The prospect of getting more bus service in Salmon Arm in the near future doesn’t look promising, but that doesn’t mean the city should not request an increase.
Ryan Little, regional manager for BC Transit, addressed city council’s June 8 meeting where he said transit funding levels are forecast to “remain relatively flat” over the next three years, which includes this year.
He was responding to a question from Coun. Ken Jamieson who noted council has heard there will be a three-year funding freeze.
In previous years, funding has increased annually.
“As you know, the provincial budget is approved annually but it’s a three-year plan,” Little said, suggesting if the city has a request it should fine-tune it with the city’s director of engineering, Rob Niewenhuizen, and then send it to the provincial government.
“The likelihood (of more funding) wasn’t as great as in prior years, but it’s still only determined on an annual basis.”
He said in his opinion, although BC Transit receives lots of requests for expanded service, there is careful balancing between what is affordable and what is requested.
City council was presented with a petition in April from more than 250 citizens asking that busing hours be increased to 9 p.m. on weekdays and service be provided on Sunday.
“There is insufficient busing hours for the amount of residents, especially seniors and people with disabilities who have no other means aside from the city bus to get around in our community,” the petition read.
Louise Wallace Richmond asked if BC Transit would get the petition. Niewenhuizen said the information could be passed along when council makes its request.
Coun. Kevin Flynn suggested that representatives of the industrial park make a presentation to council.

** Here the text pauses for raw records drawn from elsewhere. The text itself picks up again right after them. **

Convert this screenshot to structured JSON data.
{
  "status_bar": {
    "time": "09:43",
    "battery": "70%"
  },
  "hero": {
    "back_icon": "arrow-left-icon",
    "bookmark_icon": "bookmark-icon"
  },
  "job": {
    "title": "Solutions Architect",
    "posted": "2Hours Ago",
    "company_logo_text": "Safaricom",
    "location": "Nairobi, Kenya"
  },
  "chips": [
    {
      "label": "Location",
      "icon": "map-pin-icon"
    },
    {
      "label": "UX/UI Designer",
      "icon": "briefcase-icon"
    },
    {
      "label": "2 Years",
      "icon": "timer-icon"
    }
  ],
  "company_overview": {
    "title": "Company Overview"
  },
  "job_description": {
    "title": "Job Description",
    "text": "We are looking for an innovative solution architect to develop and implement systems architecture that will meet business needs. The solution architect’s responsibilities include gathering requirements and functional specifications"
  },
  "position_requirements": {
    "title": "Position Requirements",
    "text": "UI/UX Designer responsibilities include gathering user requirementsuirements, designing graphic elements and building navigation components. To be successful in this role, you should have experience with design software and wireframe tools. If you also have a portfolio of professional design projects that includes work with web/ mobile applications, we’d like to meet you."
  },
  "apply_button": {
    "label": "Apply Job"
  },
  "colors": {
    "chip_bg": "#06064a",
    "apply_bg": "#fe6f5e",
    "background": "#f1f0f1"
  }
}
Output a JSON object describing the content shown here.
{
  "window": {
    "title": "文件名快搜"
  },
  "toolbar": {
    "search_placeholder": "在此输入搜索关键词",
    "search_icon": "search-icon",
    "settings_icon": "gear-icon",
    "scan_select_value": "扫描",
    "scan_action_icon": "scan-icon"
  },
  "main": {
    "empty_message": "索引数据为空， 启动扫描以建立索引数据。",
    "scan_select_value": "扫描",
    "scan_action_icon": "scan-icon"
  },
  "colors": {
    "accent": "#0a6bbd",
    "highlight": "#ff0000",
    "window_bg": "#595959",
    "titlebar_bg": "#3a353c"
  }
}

“Anybody who wants transit improvements (should present to council), make sure we’re on the same page.”
Coun. Chad Eliason encouraged the college students who were involved in circulating the petition to also present to council. He would like to see a collaboration between those who own buses.
“I’d like to see a hybrid version of transit buses – the school district’s buses, Interior Health’s buses…”
Little said the city funds about 45 per cent of the total cost of running the transit system, with the net municipal share $508,000 in the 2015/16 fiscal year.
Shuswap Transit provides 113,900 passenger trips per year and 9.6 trips per service hour with eight buses on eight routes, Little said.
He also told council that BC Transit just held its annual workshop in Harrison Hot Springs and will have another next year in Whistler.